» **WORK TO BE COMPLETED**: In the records below, find each line with the word "title" and copy it.

======

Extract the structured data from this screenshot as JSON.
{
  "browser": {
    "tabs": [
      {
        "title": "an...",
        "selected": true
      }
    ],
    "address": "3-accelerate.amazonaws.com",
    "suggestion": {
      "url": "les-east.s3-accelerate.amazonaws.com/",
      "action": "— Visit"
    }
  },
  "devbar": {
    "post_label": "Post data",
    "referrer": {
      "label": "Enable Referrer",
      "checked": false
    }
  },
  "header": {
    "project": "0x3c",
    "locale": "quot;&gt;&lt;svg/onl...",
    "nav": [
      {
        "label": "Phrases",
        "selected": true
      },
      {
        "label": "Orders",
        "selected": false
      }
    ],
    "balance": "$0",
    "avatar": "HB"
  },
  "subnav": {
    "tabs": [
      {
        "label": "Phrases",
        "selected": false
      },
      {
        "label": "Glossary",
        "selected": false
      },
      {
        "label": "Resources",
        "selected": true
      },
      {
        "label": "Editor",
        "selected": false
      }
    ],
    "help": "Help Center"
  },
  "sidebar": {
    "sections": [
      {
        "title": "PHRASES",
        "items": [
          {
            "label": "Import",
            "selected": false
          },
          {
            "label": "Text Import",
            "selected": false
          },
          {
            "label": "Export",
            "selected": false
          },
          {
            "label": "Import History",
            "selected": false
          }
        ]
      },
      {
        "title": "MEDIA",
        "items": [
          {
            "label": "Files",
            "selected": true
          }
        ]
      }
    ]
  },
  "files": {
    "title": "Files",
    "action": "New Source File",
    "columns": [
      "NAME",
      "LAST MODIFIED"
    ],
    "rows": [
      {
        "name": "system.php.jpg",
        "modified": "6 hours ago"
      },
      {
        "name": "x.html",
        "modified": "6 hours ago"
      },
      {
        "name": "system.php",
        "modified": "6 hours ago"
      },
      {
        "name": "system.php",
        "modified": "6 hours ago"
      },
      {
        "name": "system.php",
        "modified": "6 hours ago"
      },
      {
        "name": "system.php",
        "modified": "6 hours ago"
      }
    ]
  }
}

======

» **EXERCISE OUTPUT**:
        "title": "an...",
        "title": "PHRASES",
        "title": "MEDIA",
    "title": "Files",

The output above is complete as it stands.